Go through the lines below. Copy those with "Overlay".
── Supplied records
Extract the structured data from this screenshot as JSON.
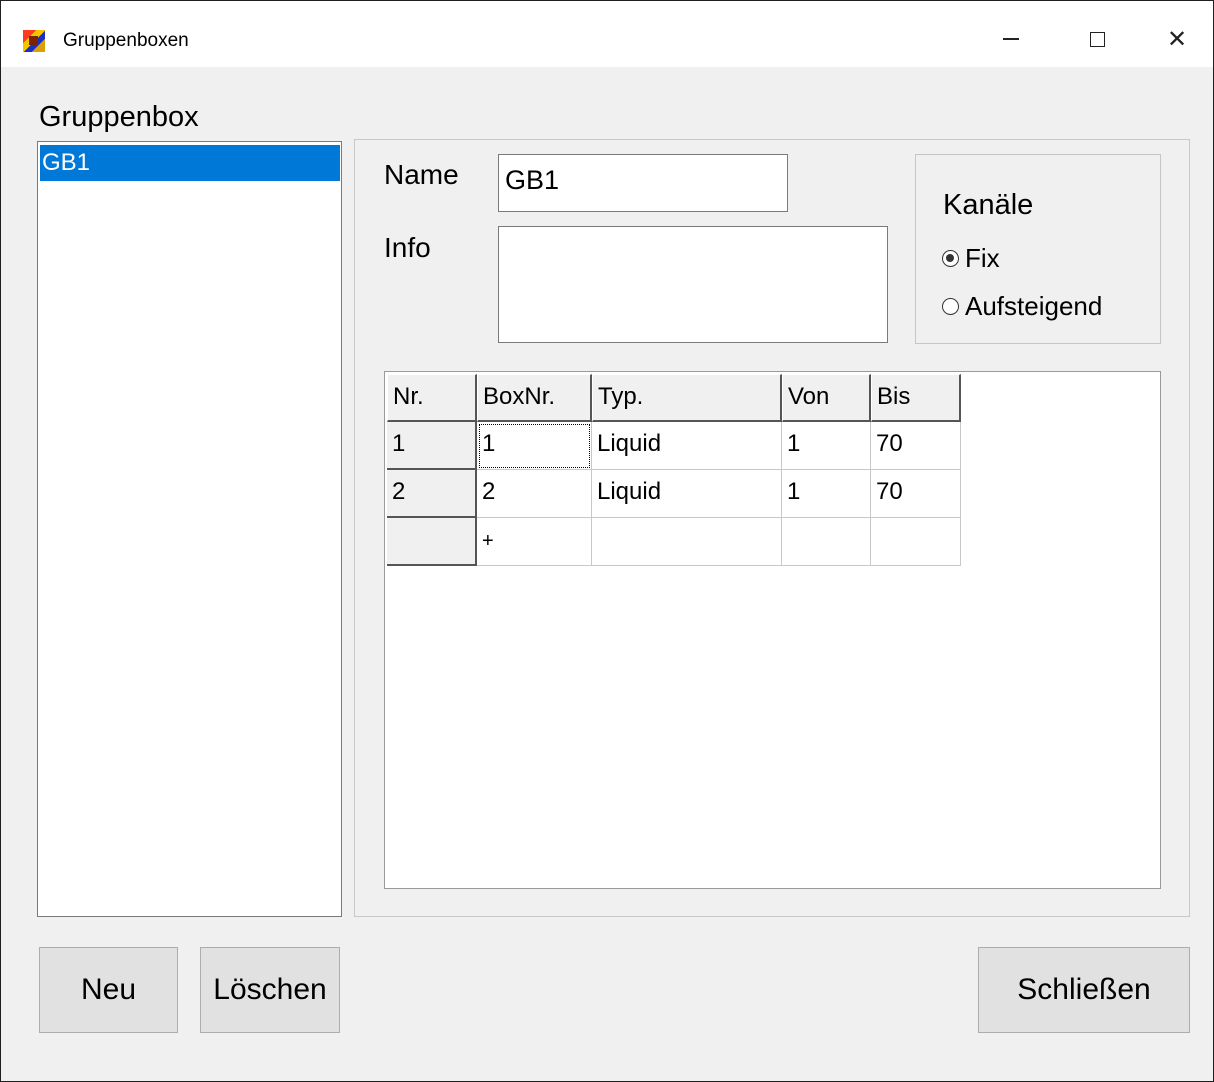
{
  "window": {
    "title": "Gruppenboxen"
  },
  "list": {
    "label": "Gruppenbox",
    "items": [
      "GB1"
    ],
    "selected": "GB1"
  },
  "form": {
    "name_label": "Name",
    "name_value": "GB1",
    "info_label": "Info",
    "info_value": ""
  },
  "channels": {
    "label": "Kanäle",
    "options": [
      {
        "label": "Fix",
        "checked": true
      },
      {
        "label": "Aufsteigend",
        "checked": false
      }
    ]
  },
  "grid": {
    "columns": [
      "Nr.",
      "BoxNr.",
      "Typ.",
      "Von",
      "Bis"
    ],
    "rows": [
      [
        "1",
        "1",
        "Liquid",
        "1",
        "70"
      ],
      [
        "2",
        "2",
        "Liquid",
        "1",
        "70"
      ]
    ],
    "new_row_marker": "+"
  },
  "buttons": {
    "new": "Neu",
    "delete": "Löschen",
    "close": "Schließen"
  }
}
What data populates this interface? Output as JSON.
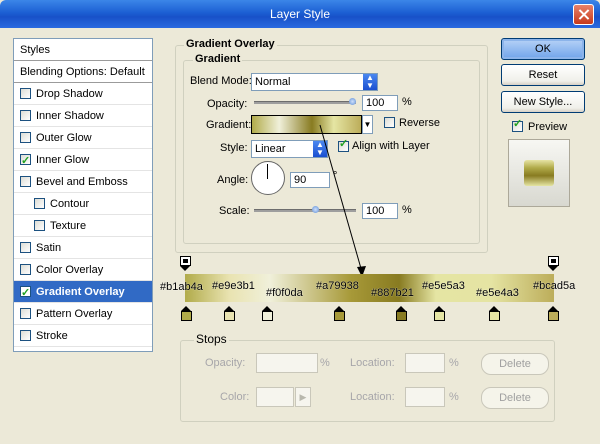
{
  "window": {
    "title": "Layer Style"
  },
  "sidebar": {
    "header": "Styles",
    "items": [
      {
        "label": "Blending Options: Default",
        "checkbox": false
      },
      {
        "label": "Drop Shadow",
        "checkbox": true,
        "checked": false
      },
      {
        "label": "Inner Shadow",
        "checkbox": true,
        "checked": false
      },
      {
        "label": "Outer Glow",
        "checkbox": true,
        "checked": false
      },
      {
        "label": "Inner Glow",
        "checkbox": true,
        "checked": true
      },
      {
        "label": "Bevel and Emboss",
        "checkbox": true,
        "checked": false
      },
      {
        "label": "Contour",
        "checkbox": true,
        "checked": false,
        "indent": true
      },
      {
        "label": "Texture",
        "checkbox": true,
        "checked": false,
        "indent": true
      },
      {
        "label": "Satin",
        "checkbox": true,
        "checked": false
      },
      {
        "label": "Color Overlay",
        "checkbox": true,
        "checked": false
      },
      {
        "label": "Gradient Overlay",
        "checkbox": true,
        "checked": true,
        "selected": true
      },
      {
        "label": "Pattern Overlay",
        "checkbox": true,
        "checked": false
      },
      {
        "label": "Stroke",
        "checkbox": true,
        "checked": false
      }
    ]
  },
  "panel": {
    "section_title": "Gradient Overlay",
    "group_title": "Gradient",
    "blend_mode_label": "Blend Mode:",
    "blend_mode_value": "Normal",
    "opacity_label": "Opacity:",
    "opacity_value": "100",
    "opacity_unit": "%",
    "gradient_label": "Gradient:",
    "reverse_label": "Reverse",
    "reverse_checked": false,
    "style_label": "Style:",
    "style_value": "Linear",
    "align_label": "Align with Layer",
    "align_checked": true,
    "angle_label": "Angle:",
    "angle_value": "90",
    "angle_unit": "°",
    "scale_label": "Scale:",
    "scale_value": "100",
    "scale_unit": "%"
  },
  "buttons": {
    "ok": "OK",
    "reset": "Reset",
    "new_style": "New Style...",
    "preview_label": "Preview",
    "preview_checked": true
  },
  "gradient_editor": {
    "color_stops": [
      {
        "label": "#b1ab4a",
        "color": "#b1ab4a"
      },
      {
        "label": "#e9e3b1",
        "color": "#e9e3b1"
      },
      {
        "label": "#f0f0da",
        "color": "#f0f0da"
      },
      {
        "label": "#a79938",
        "color": "#a79938"
      },
      {
        "label": "#887b21",
        "color": "#887b21"
      },
      {
        "label": "#e5e5a3",
        "color": "#e5e5a3"
      },
      {
        "label": "#e5e4a3",
        "color": "#e5e4a3"
      },
      {
        "label": "#bcad5a",
        "color": "#bcad5a"
      }
    ],
    "stops_title": "Stops",
    "opacity_label": "Opacity:",
    "color_label": "Color:",
    "location_label": "Location:",
    "percent": "%",
    "delete_label": "Delete"
  }
}
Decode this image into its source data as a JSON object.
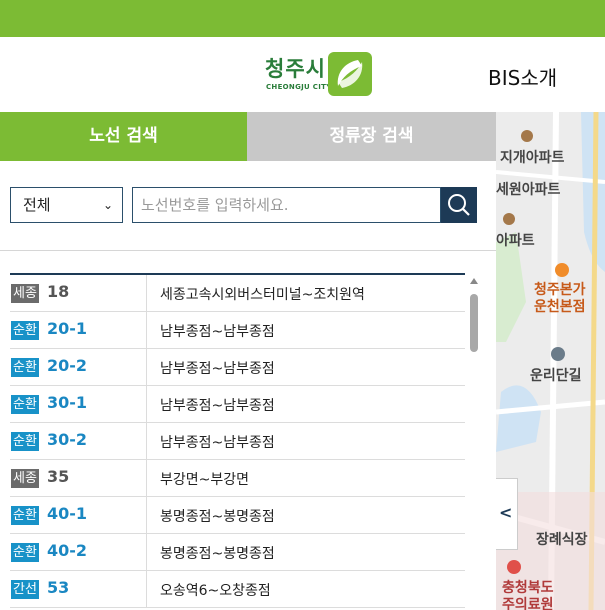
{
  "header": {
    "logo_text": "청주시",
    "logo_sub": "CHEONGJU CITY",
    "bis_link": "BIS소개"
  },
  "tabs": [
    {
      "label": "노선 검색",
      "active": true
    },
    {
      "label": "정류장 검색",
      "active": false
    }
  ],
  "search": {
    "select_value": "전체",
    "input_value": "",
    "placeholder": "노선번호를 입력하세요."
  },
  "routes": [
    {
      "type": "세종",
      "number": "18",
      "name": "세종고속시외버스터미널~조치원역",
      "color": "gray"
    },
    {
      "type": "순환",
      "number": "20-1",
      "name": "남부종점~남부종점",
      "color": "teal"
    },
    {
      "type": "순환",
      "number": "20-2",
      "name": "남부종점~남부종점",
      "color": "teal"
    },
    {
      "type": "순환",
      "number": "30-1",
      "name": "남부종점~남부종점",
      "color": "teal"
    },
    {
      "type": "순환",
      "number": "30-2",
      "name": "남부종점~남부종점",
      "color": "teal"
    },
    {
      "type": "세종",
      "number": "35",
      "name": "부강면~부강면",
      "color": "gray"
    },
    {
      "type": "순환",
      "number": "40-1",
      "name": "봉명종점~봉명종점",
      "color": "teal"
    },
    {
      "type": "순환",
      "number": "40-2",
      "name": "봉명종점~봉명종점",
      "color": "teal"
    },
    {
      "type": "간선",
      "number": "53",
      "name": "오송역6~오창종점",
      "color": "teal"
    }
  ],
  "map": {
    "labels": [
      {
        "text": "지개아파트"
      },
      {
        "text": "세원아파트"
      },
      {
        "text": "아파트"
      },
      {
        "text": "청주본가"
      },
      {
        "text": "운천본점"
      },
      {
        "text": "운리단길"
      },
      {
        "text": "장례식장"
      },
      {
        "text": "충청북도"
      },
      {
        "text": "주의료원"
      }
    ]
  },
  "colors": {
    "brand_green": "#7cbb34",
    "navy": "#1d3a56",
    "teal_badge": "#1892c8",
    "gray_badge": "#6b6b6b"
  }
}
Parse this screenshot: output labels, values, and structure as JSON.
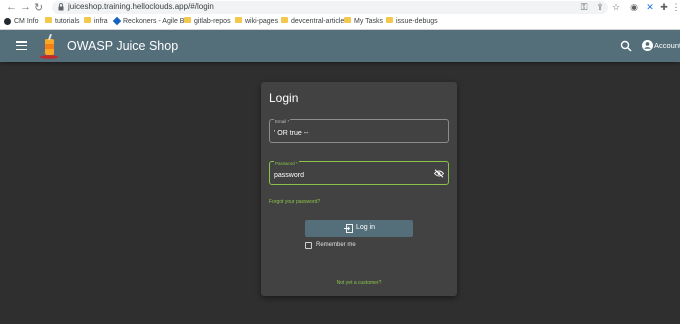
{
  "browser": {
    "url": "juiceshop.training.helloclouds.app/#/login",
    "bookmarks": [
      {
        "label": "CM Info",
        "icon": "github-icon"
      },
      {
        "label": "tutorials",
        "icon": "folder-icon"
      },
      {
        "label": "infra",
        "icon": "folder-icon"
      },
      {
        "label": "Reckoners - Agile B...",
        "icon": "diamond-icon"
      },
      {
        "label": "gitlab-repos",
        "icon": "folder-icon"
      },
      {
        "label": "wiki-pages",
        "icon": "folder-icon"
      },
      {
        "label": "devcentral-articles",
        "icon": "folder-icon"
      },
      {
        "label": "My Tasks",
        "icon": "folder-icon"
      },
      {
        "label": "issue-debugs",
        "icon": "folder-icon"
      }
    ]
  },
  "toolbar": {
    "app_title": "OWASP Juice Shop",
    "account_label": "Account"
  },
  "login": {
    "title": "Login",
    "email_label": "Email *",
    "email_value": "' OR true --",
    "password_label": "Password *",
    "password_value": "password",
    "forgot_link": "Forgot your password?",
    "login_button": "Log in",
    "remember_me": "Remember me",
    "not_customer": "Not yet a customer?"
  },
  "colors": {
    "toolbar": "#546e7a",
    "accent": "#8bc34a",
    "card": "#424242",
    "background": "#2f2f2f"
  }
}
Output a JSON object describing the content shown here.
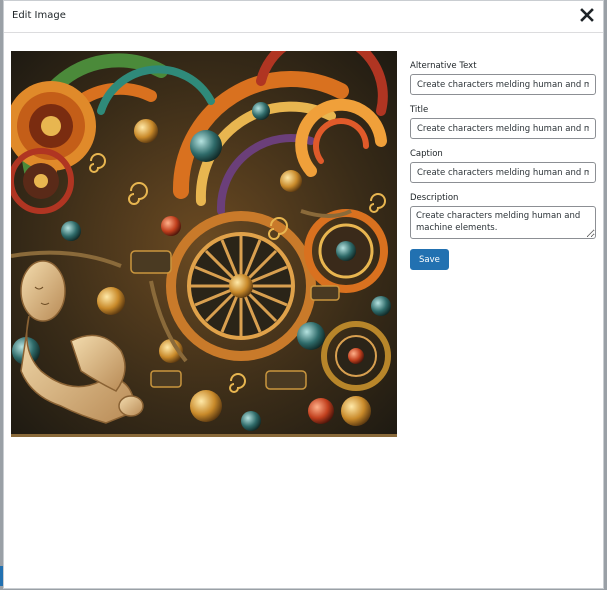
{
  "modal": {
    "title": "Edit Image",
    "close_icon": "close-icon"
  },
  "image": {
    "description": "surreal colorful illustration of humanoid figures merged with gears, spirals and mechanical parts",
    "palette": {
      "bg_dark": "#2a2418",
      "orange": "#d9711f",
      "gold": "#d8a64a",
      "cream": "#ead0a0",
      "teal": "#2f6b6a",
      "red": "#b03522",
      "purple": "#6b3f7a",
      "green": "#4b8a3a"
    }
  },
  "form": {
    "alt_text": {
      "label": "Alternative Text",
      "value": "Create characters melding human and machine elements."
    },
    "title": {
      "label": "Title",
      "value": "Create characters melding human and machine elements."
    },
    "caption": {
      "label": "Caption",
      "value": "Create characters melding human and machine elements."
    },
    "description": {
      "label": "Description",
      "value": "Create characters melding human and machine elements."
    },
    "save_label": "Save"
  },
  "colors": {
    "accent": "#2271b1"
  }
}
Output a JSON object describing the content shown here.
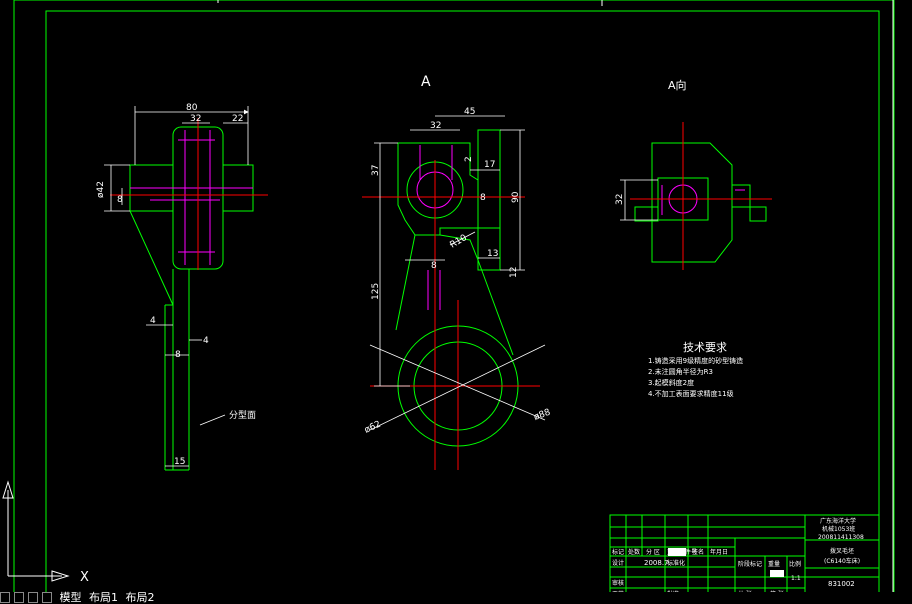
{
  "colors": {
    "background": "#000000",
    "outline": "#00ff00",
    "dimension": "#ffffff",
    "centerline": "#ff0000",
    "hidden": "#ff00ff",
    "frame": "#00ff00"
  },
  "views": {
    "section_mark": "A",
    "view_a_title": "A向",
    "parting_surface": "分型面"
  },
  "dims": {
    "left_top_80": "80",
    "left_top_32": "32",
    "left_top_22": "22",
    "left_phi42": "ø42",
    "left_8": "8",
    "left_4a": "4",
    "left_4b": "4",
    "left_8b": "8",
    "left_15": "15",
    "mid_45": "45",
    "mid_32": "32",
    "mid_37": "37",
    "mid_2": "2",
    "mid_17": "17",
    "mid_8": "8",
    "mid_90": "90",
    "mid_r10": "R10",
    "mid_13": "13",
    "mid_8b": "8",
    "mid_12": "12",
    "mid_125": "125",
    "mid_phi62": "ø62",
    "mid_phi88": "ø88",
    "right_32": "32"
  },
  "notes": {
    "title": "技术要求",
    "items": [
      "1.铸造采用9级精度的砂型铸造",
      "2.未注圆角半径为R3",
      "3.起模斜度2度",
      "4.不加工表面要求精度11级"
    ]
  },
  "titleblock": {
    "school_1": "广东海洋大学",
    "school_2": "机械1053班",
    "school_3": "200811411308",
    "part_1": "拨叉毛坯",
    "part_2": "(C6140车床)",
    "drawing_no": "831002",
    "designer_date": "2008.7.",
    "row_labels": [
      "标记",
      "处数",
      "分 区",
      "更改文件号",
      "签名",
      "年月日"
    ],
    "design_label": "设计",
    "standard_label": "标准化",
    "check_label": "审核",
    "process_label": "工艺",
    "approve_label": "批准",
    "stage_label": "阶段标记",
    "weight_label": "重量",
    "scale_label": "比例",
    "scale_value": "1:1",
    "sheet_total": "共 张",
    "sheet_no": "第 张"
  },
  "ucs": {
    "x_label": "X",
    "y_label": "Y"
  },
  "tabs": {
    "model": "模型",
    "layout1": "布局1",
    "layout2": "布局2"
  }
}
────
Exercise solution:
        "label": "Color Overlay",
        "label": "Gradient Overlay",
        "label": "Pattern Overlay",
    "section_title": "Gradient Overlay",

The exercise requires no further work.